→ What you will do
What is the number of lines in these records that hold the word "Narada"? Reply with that number alone.

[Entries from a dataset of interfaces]
——————
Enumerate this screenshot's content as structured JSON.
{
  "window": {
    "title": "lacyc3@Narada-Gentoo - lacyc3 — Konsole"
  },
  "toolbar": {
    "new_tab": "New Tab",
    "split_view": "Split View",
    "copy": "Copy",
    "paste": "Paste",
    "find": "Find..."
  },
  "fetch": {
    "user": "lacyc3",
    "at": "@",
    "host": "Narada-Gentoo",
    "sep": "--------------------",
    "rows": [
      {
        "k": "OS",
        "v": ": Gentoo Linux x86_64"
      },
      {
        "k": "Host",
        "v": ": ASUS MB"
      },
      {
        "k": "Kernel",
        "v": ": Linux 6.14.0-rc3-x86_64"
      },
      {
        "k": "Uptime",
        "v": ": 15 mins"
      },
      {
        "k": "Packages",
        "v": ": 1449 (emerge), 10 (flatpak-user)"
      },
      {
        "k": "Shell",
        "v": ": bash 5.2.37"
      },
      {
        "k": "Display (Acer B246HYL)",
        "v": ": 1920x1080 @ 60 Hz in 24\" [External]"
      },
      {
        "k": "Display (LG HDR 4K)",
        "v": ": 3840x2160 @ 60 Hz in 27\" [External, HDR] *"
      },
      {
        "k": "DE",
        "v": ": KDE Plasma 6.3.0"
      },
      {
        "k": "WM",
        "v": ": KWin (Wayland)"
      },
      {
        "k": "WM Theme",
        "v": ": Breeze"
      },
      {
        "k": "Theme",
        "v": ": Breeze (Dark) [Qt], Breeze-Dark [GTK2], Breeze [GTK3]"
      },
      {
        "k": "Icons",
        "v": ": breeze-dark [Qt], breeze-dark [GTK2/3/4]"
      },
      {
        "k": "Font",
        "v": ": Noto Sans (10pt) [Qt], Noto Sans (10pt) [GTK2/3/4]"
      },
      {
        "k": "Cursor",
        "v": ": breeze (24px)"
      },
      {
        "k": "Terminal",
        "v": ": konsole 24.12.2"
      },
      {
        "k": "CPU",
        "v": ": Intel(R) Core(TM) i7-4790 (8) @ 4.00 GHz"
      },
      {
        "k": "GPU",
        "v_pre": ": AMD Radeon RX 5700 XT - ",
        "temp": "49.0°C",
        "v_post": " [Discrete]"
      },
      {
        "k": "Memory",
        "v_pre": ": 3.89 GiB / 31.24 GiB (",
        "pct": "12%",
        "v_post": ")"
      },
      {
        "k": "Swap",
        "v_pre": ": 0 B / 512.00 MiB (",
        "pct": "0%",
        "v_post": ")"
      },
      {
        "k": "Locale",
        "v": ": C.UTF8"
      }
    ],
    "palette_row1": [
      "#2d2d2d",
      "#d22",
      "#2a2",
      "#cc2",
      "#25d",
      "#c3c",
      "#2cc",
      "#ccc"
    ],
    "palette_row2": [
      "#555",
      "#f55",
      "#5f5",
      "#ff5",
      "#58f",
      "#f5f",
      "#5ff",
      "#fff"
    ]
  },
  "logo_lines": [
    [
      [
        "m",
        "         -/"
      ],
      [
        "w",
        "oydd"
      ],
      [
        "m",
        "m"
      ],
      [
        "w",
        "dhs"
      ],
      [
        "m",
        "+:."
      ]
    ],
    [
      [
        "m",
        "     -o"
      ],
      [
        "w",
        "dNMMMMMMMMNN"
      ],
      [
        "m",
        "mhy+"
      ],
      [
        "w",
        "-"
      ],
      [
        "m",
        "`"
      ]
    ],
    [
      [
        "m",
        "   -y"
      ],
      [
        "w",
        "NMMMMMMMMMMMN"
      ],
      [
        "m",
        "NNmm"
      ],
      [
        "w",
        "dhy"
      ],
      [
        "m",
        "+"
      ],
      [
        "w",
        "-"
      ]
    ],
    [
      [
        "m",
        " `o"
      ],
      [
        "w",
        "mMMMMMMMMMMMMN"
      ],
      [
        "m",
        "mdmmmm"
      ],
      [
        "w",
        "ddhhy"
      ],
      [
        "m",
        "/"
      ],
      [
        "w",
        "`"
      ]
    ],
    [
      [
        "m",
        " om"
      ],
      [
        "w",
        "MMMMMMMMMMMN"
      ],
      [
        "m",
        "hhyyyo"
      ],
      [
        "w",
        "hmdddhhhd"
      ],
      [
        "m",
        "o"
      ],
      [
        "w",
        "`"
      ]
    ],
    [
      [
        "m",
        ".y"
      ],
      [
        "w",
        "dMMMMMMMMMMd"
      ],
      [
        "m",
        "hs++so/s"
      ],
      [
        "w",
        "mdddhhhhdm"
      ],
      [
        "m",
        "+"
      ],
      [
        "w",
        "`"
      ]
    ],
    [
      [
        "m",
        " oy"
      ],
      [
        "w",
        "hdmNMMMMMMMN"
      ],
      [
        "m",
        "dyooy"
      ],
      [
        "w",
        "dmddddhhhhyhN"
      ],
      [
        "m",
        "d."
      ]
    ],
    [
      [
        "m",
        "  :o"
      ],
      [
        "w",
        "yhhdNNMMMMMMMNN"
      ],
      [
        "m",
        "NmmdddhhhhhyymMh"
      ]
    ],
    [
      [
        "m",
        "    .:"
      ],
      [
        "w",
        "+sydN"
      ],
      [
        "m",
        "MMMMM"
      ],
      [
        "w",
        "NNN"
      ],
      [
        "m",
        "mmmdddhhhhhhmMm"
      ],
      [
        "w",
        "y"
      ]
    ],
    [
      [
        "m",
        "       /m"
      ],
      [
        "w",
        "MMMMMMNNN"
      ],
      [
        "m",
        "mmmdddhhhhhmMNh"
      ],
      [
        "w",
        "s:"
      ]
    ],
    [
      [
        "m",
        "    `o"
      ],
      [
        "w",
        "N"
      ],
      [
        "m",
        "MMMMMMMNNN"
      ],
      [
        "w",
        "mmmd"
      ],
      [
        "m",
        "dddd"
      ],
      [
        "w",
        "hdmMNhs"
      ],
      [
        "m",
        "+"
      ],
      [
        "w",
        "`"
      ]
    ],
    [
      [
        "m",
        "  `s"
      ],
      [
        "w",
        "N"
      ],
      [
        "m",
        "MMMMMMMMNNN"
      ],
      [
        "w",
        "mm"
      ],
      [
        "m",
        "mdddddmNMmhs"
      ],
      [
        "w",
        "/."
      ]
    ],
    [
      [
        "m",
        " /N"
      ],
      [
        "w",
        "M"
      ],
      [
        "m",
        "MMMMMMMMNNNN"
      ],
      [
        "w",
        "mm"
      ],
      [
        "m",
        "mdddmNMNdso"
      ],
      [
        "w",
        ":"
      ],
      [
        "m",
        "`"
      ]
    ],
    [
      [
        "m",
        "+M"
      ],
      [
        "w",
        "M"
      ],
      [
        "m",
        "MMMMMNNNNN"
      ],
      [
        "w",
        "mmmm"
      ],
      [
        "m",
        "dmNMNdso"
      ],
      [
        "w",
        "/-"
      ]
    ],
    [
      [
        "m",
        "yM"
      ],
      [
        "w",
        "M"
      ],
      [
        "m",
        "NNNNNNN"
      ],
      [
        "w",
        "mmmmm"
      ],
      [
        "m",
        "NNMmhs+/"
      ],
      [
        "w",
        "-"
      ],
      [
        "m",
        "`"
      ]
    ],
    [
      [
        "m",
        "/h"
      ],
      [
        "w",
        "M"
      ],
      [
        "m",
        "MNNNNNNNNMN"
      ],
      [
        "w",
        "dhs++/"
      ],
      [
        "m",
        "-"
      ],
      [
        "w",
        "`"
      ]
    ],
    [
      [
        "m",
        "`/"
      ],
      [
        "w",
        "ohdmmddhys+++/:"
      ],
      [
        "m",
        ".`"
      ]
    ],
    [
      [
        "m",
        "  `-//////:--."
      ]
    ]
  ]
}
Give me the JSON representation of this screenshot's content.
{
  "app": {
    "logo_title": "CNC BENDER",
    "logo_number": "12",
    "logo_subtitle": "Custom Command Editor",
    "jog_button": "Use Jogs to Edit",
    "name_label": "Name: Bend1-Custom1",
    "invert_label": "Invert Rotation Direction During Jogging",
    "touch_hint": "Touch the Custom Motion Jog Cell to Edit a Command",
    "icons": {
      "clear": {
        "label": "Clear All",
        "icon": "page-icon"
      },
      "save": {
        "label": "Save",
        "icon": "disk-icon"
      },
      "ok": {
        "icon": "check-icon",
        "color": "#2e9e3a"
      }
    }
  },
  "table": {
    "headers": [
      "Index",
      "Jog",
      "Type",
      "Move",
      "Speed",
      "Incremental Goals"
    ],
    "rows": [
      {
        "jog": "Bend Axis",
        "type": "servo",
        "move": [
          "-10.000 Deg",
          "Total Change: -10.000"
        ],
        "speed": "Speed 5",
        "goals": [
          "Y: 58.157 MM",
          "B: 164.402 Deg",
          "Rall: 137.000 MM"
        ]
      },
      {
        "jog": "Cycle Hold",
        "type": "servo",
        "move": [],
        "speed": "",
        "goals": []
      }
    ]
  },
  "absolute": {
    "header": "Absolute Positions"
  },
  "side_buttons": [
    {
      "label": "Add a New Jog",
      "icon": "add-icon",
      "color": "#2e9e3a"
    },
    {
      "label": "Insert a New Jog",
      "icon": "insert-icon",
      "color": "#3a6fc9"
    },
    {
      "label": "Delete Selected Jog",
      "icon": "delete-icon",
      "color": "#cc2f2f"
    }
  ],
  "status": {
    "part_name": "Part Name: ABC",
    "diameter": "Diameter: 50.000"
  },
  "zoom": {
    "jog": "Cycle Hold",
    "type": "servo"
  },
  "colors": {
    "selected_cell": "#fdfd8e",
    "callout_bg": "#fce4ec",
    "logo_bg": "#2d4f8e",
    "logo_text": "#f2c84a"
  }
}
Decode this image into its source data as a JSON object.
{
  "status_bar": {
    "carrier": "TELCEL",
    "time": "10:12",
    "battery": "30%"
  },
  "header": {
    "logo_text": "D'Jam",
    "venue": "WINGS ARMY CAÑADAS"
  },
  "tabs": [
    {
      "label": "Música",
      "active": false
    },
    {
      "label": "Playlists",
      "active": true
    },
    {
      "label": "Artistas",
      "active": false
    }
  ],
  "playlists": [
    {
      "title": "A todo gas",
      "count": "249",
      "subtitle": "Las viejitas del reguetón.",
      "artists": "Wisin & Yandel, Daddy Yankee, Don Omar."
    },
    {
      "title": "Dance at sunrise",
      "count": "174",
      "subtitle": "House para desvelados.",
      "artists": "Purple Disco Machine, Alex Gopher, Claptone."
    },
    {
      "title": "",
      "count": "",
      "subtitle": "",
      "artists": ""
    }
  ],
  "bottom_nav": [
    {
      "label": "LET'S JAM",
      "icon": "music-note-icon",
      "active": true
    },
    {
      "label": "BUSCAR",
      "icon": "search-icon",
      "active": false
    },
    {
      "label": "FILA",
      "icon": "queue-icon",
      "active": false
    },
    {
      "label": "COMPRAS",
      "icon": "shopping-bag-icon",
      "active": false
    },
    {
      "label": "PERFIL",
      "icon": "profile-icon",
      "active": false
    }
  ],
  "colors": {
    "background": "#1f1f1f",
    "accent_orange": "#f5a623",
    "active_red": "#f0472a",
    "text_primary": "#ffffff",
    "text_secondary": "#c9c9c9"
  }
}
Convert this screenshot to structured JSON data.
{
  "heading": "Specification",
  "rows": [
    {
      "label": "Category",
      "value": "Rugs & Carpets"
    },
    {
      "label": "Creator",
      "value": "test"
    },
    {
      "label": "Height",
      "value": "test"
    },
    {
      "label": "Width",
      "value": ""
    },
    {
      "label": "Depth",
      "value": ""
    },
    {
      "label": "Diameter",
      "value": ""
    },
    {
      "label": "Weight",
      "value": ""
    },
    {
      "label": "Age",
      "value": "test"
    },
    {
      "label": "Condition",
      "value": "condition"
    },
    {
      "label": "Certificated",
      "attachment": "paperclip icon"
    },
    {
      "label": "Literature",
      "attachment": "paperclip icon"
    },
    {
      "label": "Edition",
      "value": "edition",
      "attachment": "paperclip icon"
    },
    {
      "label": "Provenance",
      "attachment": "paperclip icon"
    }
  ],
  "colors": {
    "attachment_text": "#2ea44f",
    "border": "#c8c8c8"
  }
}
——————
→ Completed exercise
2